Frankland’s contributions to science have received little recognition in the twentieth century, a result of the dispersal of the archive to his children and its closure to researchers.

Now Dr Helga Frankland, great granddaughter of Sir Edward Frankland, and her sister-in-law, Dr Juliet Frankland, have donated the main archive to the Library - an act of exceptional generosity.

Further material has been given by two other great grandchildren, Dr Noble Frankland, former Director of the Imperial War Museum, and Miss Joan Bucknall.

These generous gifts have reunited the major elements of the archive for the first time in over a hundred years.

Other material includes Frankland’s journals, lecture notes, scientific notebooks, records of water analysis, photographs, and family papers.

There is also an extensive archive of Sir Edward Frankland’s son Percy, himself a distinguished chemist, and his wife Grace Toynbee, who was a pioneering female scientist. Percy fell out with his father in the 1880s and was only reconciled shortly before Sir Edward died.

Jan Wilkinson, University Librarian and Director of the John Rylands Library, said: “It is particularly appropriate that the archive of Sir Edward Frankland should come to Manchester.

“In the 1850s Frankland was the first professor of chemistry at Owens College, forerunner of the University of Manchester.

“His archive will live alongside the papers of other leading scientists from this great city, such as John Dalton and James Prescott Joule. We are profoundly grateful to the family for so generously donating the archive to us.”

Professor Colin Russell, biographer of Sir Edward Frankland, said: “Sir Edward Frankland was arguably the leading British chemist of the nineteenth century.

“Yet he was a controversial figure in his lifetime, and his achievements were often overlooked by his contemporaries.

“In the twentieth century he fell into obscurity.

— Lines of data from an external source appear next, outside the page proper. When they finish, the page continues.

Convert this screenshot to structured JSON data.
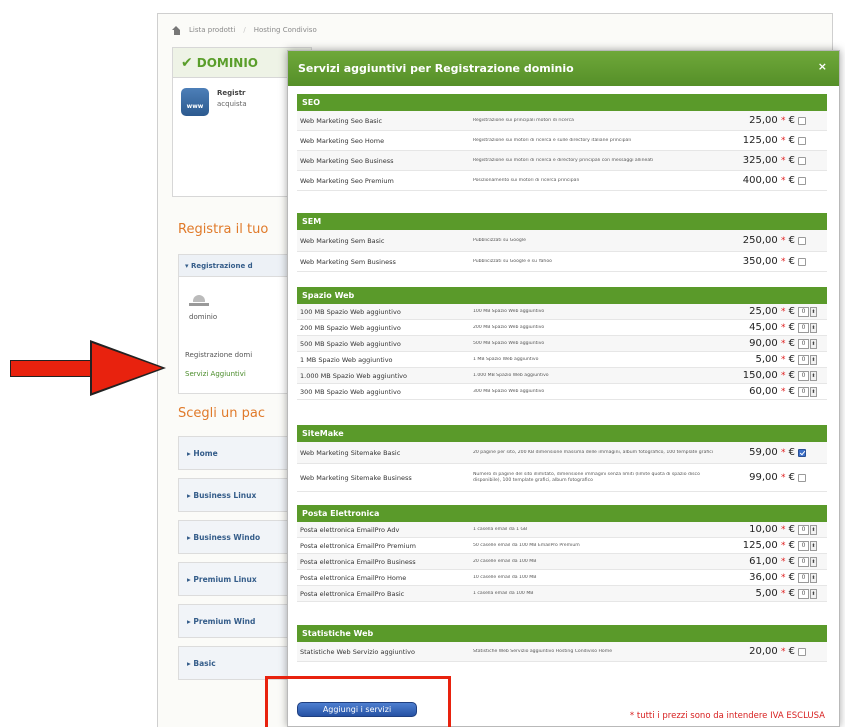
{
  "breadcrumb": {
    "item1": "Lista prodotti",
    "item2": "Hosting Condiviso"
  },
  "domain_box": {
    "title": "DOMINIO",
    "icon_text": "www",
    "line1": "Registr",
    "line2": "acquista"
  },
  "left": {
    "register_title": "Registra il tuo",
    "panel_header": "▾ Registrazione d",
    "icon_label": "dominio",
    "row1": "Registrazione domi",
    "row2": "Servizi Aggiuntivi",
    "packages_title": "Scegli un pac",
    "packages": [
      "▸ Home",
      "▸ Business Linux",
      "▸ Business Windo",
      "▸ Premium Linux",
      "▸ Premium Wind",
      "▸ Basic"
    ]
  },
  "modal": {
    "title": "Servizi aggiuntivi per Registrazione dominio",
    "close": "×",
    "currency": "€",
    "star": "*",
    "categories": [
      {
        "name": "SEO",
        "rows": [
          {
            "name": "Web Marketing Seo Basic",
            "desc": "Registrazione sui principali motori di ricerca",
            "price": "25,00",
            "control": "checkbox",
            "checked": false
          },
          {
            "name": "Web Marketing Seo Home",
            "desc": "Registrazione sui motori di ricerca e sulle directory italiane principali",
            "price": "125,00",
            "control": "checkbox",
            "checked": false
          },
          {
            "name": "Web Marketing Seo Business",
            "desc": "Registrazione sui motori di ricerca e directory principali con messaggi allineati",
            "price": "325,00",
            "control": "checkbox",
            "checked": false
          },
          {
            "name": "Web Marketing Seo Premium",
            "desc": "Posizionamento sui motori di ricerca principali",
            "price": "400,00",
            "control": "checkbox",
            "checked": false
          }
        ]
      },
      {
        "name": "SEM",
        "rows": [
          {
            "name": "Web Marketing Sem Basic",
            "desc": "Pubblicizzati su Google",
            "price": "250,00",
            "control": "checkbox",
            "checked": false
          },
          {
            "name": "Web Marketing Sem Business",
            "desc": "Pubblicizzati su Google e su Yahoo",
            "price": "350,00",
            "control": "checkbox",
            "checked": false
          }
        ]
      },
      {
        "name": "Spazio Web",
        "rows": [
          {
            "name": "100 MB Spazio Web aggiuntivo",
            "desc": "100 MB Spazio Web aggiuntivo",
            "price": "25,00",
            "control": "qty",
            "qty": "0"
          },
          {
            "name": "200 MB Spazio Web aggiuntivo",
            "desc": "200 MB Spazio Web aggiuntivo",
            "price": "45,00",
            "control": "qty",
            "qty": "0"
          },
          {
            "name": "500 MB Spazio Web aggiuntivo",
            "desc": "500 MB Spazio Web aggiuntivo",
            "price": "90,00",
            "control": "qty",
            "qty": "0"
          },
          {
            "name": "1 MB Spazio Web aggiuntivo",
            "desc": "1 MB Spazio Web aggiuntivo",
            "price": "5,00",
            "control": "qty",
            "qty": "0"
          },
          {
            "name": "1.000 MB Spazio Web aggiuntivo",
            "desc": "1.000 MB Spazio Web aggiuntivo",
            "price": "150,00",
            "control": "qty",
            "qty": "0"
          },
          {
            "name": "300 MB Spazio Web aggiuntivo",
            "desc": "300 MB Spazio Web aggiuntivo",
            "price": "60,00",
            "control": "qty",
            "qty": "0"
          }
        ]
      },
      {
        "name": "SiteMake",
        "rows": [
          {
            "name": "Web Marketing Sitemake Basic",
            "desc": "20 pagine per sito, 200 KB dimensione massima delle immagini, album fotografico, 100 template grafici",
            "price": "59,00",
            "control": "checkbox",
            "checked": true
          },
          {
            "name": "Web Marketing Sitemake Business",
            "desc": "Numero di pagine del sito illimitato, dimensione immagini senza limiti (limite quota di spazio disco disponibile), 100 template grafici, album fotografico",
            "price": "99,00",
            "control": "checkbox",
            "checked": false
          }
        ]
      },
      {
        "name": "Posta Elettronica",
        "rows": [
          {
            "name": "Posta elettronica EmailPro Adv",
            "desc": "1 casella email da 1 GB",
            "price": "10,00",
            "control": "qty",
            "qty": "0"
          },
          {
            "name": "Posta elettronica EmailPro Premium",
            "desc": "50 caselle email da 100 MB EmailPro Premium",
            "price": "125,00",
            "control": "qty",
            "qty": "0"
          },
          {
            "name": "Posta elettronica EmailPro Business",
            "desc": "20 caselle email da 100 MB",
            "price": "61,00",
            "control": "qty",
            "qty": "0"
          },
          {
            "name": "Posta elettronica EmailPro Home",
            "desc": "10 caselle email da 100 MB",
            "price": "36,00",
            "control": "qty",
            "qty": "0"
          },
          {
            "name": "Posta elettronica EmailPro Basic",
            "desc": "1 casella email da 100 MB",
            "price": "5,00",
            "control": "qty",
            "qty": "0"
          }
        ]
      },
      {
        "name": "Statistiche Web",
        "rows": [
          {
            "name": "Statistiche Web Servizio aggiuntivo",
            "desc": "Statistiche Web Servizio aggiuntivo Hosting Condiviso Home",
            "price": "20,00",
            "control": "checkbox",
            "checked": false
          }
        ]
      }
    ],
    "footnote": "* tutti i prezzi sono da intendere IVA ESCLUSA",
    "add_button": "Aggiungi i servizi"
  },
  "colors": {
    "green": "#5a9a2a",
    "accent_orange": "#e07a2a",
    "annotation_red": "#e8220e",
    "price_star": "#e02020"
  }
}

This was due in part to the ‘disappearance’ of his archive.

“Now that the archive is safely housed in the John Rylands University Library, researchers will be able to study his papers, and to reassess Frankland’s vital contributions to Victorian science.”

Source: University of Manchester (news : web)

Explore further: Huygens Scientific Archive data set released

Related Stories

Huygens Scientific Archive data set released

August 2, 2006

ESA's Huygens probe successfully descended through the atmosphere of Titan, Saturn's largest moon, and safely landed on its surface on 14 January 2005. An extraordinary new world has been unveiled. The unique data obtained ...

Eighteenth century writings of first gay activist discovered

April 25, 2007

Excerpts from a 258-year-old book written by what is thought to be the first ever advocate for gay rights have been discovered by a University of Manchester academic. Dr Hal Gladfelder from the School of Arts, Histories and ...

Video game archive is planned

July 30, 2007

The University of Texas at Austin announced a partnership with several video-game designers to help establish the UT Videogame Archive.

Protein data bank archives 50,000th molecule structure

April 8, 2008

The Protein Data Bank (PDB) based at Rutgers, The State University of New Jersey, and the University of California-San Diego (UCSD) this month reached a significant milestone in its 37-year history. The 50,000th molecule ...

Recommended for you

The dark side of Nobel prizewinning research

October 4, 2015

Think of the Nobel prizes and you think of groundbreaking research bettering mankind, but the awards have also honoured some quite unhumanitarian inventions such as chemical weapons, DDT and lobotomies.

How much for that Nobel prize in the window?

October 3, 2015

No need to make peace in the Middle East, resolve one of science's great mysteries or pen a masterpiece: the easiest way to get yourself a Nobel prize may be to buy one.

Search for Egypt's Nefertiti gains new momentum (Update)

September 29, 2015

The search for ancient Egypt's Queen Nefertiti in an alleged hidden chamber in King Tut's tomb gained new momentum as Egypt's Antiquities Minister said Tuesday he is now more convinced a queen's tomb may lay hidden behind ...


Please sign in to add a comment. Registration is free, and takes less than a minute. Read more

Click here to reset your password.
Sign in to get notified via email when new comments are made.